So what we’re going to examine today is how many collects and lessons there are.
Those of us used to the modern liturgy often forget (or never knew in the first place) that this was ever different. We’re used to one collect, an OT reading, a Psalm, an Epistle, and a Gospel. Occasionally a reading from Acts jumps in to replace the OT or Epistle slot. But the classical prayer book tradition, until 1979 changed it up, was one collect, an Epistle, and a Gospel. Occasionally a reading from the OT or Acts took that Epistle slot, and on Good Friday the collect was actually three prayers in succession (known as the Solemn Collects, now expanded and relocated into the Good Friday liturgy itself).

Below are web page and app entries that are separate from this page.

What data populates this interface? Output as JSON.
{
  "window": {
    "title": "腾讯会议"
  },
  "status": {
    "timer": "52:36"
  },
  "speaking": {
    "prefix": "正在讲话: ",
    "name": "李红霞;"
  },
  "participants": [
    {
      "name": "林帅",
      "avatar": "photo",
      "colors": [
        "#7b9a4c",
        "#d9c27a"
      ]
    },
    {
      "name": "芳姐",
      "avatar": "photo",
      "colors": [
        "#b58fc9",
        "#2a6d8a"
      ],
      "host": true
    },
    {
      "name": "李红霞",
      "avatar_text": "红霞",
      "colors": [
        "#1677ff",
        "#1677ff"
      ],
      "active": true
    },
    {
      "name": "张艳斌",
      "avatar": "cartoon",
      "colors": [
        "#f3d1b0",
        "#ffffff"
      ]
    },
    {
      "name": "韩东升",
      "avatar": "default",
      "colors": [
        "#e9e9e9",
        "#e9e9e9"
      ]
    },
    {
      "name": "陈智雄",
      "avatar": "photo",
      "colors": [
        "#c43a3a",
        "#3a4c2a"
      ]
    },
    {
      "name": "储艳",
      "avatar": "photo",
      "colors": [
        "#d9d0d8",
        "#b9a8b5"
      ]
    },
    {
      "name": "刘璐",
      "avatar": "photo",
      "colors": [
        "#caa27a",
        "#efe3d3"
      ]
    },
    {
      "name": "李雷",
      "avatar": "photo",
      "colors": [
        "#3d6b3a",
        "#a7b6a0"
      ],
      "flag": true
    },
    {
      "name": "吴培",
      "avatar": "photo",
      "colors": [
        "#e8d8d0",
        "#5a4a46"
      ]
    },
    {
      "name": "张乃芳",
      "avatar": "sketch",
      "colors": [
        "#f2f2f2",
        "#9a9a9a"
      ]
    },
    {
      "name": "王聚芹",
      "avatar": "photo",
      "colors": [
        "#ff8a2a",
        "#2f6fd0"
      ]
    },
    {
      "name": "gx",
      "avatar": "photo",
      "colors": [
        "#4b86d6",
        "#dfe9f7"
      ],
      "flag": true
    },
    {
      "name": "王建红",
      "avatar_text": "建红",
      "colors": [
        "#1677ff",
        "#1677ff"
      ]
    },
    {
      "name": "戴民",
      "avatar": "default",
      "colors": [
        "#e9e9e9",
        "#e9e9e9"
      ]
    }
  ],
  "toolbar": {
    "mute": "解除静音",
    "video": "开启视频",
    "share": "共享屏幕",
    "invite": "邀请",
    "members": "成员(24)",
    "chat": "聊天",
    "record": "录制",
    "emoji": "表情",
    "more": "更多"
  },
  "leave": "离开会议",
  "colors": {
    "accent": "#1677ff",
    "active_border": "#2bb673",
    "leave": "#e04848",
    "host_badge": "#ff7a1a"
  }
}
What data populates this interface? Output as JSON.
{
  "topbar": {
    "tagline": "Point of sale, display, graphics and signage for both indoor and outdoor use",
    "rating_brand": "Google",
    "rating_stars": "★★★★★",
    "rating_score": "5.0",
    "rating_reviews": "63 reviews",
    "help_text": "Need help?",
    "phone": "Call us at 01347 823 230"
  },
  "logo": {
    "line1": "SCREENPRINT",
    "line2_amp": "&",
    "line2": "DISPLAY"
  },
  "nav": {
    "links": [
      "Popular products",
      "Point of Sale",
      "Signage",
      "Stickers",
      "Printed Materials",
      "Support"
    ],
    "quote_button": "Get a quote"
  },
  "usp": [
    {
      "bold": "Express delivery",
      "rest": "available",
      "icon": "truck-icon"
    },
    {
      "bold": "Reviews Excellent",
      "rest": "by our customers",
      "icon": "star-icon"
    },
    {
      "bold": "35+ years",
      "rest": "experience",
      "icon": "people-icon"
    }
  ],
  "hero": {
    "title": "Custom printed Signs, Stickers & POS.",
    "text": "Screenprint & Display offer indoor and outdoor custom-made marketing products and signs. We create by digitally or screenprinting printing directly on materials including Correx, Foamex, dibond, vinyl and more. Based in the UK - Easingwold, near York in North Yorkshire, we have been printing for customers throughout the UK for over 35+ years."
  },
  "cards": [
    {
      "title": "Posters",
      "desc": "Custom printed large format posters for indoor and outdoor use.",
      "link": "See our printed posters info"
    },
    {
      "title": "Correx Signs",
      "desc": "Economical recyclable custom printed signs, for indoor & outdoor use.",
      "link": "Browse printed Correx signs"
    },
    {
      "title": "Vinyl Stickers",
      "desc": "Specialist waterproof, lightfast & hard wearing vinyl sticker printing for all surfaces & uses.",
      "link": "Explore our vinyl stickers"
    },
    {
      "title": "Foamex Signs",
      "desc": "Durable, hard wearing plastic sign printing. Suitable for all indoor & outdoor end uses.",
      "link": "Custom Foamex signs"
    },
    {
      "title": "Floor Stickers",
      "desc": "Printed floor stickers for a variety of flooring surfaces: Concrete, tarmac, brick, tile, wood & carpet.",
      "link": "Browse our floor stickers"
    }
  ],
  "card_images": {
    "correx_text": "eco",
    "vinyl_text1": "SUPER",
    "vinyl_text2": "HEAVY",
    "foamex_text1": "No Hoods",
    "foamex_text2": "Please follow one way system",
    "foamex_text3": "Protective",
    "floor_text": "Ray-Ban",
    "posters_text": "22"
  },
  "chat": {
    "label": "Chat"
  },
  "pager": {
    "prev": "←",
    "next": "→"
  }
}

I cannot confirm this in any written source, but I have heard of situations, in the context of general western catholic liturgy, wherein additional collects could be supplied after the Collect of the Day. The purpose of this would be to “memorialize” a lesser feast day that was being overwritten by a feast of greater rank. For example, a couple weeks ago the commemoration of St. Bonaventure fell on a Sunday. As an optional commemoration, he could not have been celebrated in place of that Sunday, so we might have had the option to memorialize him by reading the Collect for his day after the Collect for that Sunday. But again, I don’t remember where I came across this idea, so I can’t commend this as a reliably traditional practice. Besides, the way modern prayer books have handled the Good Friday collects suggest that we ought to stick to one collect only, at this juncture in the liturgy, and save secondary collects for, say, the Prayers of the People.
As for the number of Scripture readings, the 1979 Prayer Book did offer some commemorations with only two Scripture readings plus a Psalm, matching more closely the traditional format. But in the 2019 book, all our “common” commemorations and various occasions have the full three readings plus psalm, suggesting that this is now to be the standard number of readings across the board. In the 1979 tradition, it seemed that Sundays and Major Feasts were to have three readings and lesser feasts on weekdays could have two. This Customary was going to continue that tradition, but the 2019 Prayer Book seems to indicate that three is to be the norm.
The instructions on pages 716-717 elaborate on this point:
The number of readings on any Sunday or Holy Day may be lessened according to pastoral circumstance, provided the Gospel is always read at Eucharist.
The Bishop of the Diocese is to be consulted where a regular pattern of fewer than four lessons is adopted as the Sunday customary of a Congregation, or when a pattern of alternate readings or a “sermon series” is proposed.
Thus, in isolated events and circumstances, we can drop a reading. But at the principle services on Sundays, you need your bishop’s permission to do so on a regular basis. Same for any other form of tinkering with the lectionary: it is not a priest’s prerogative so to do.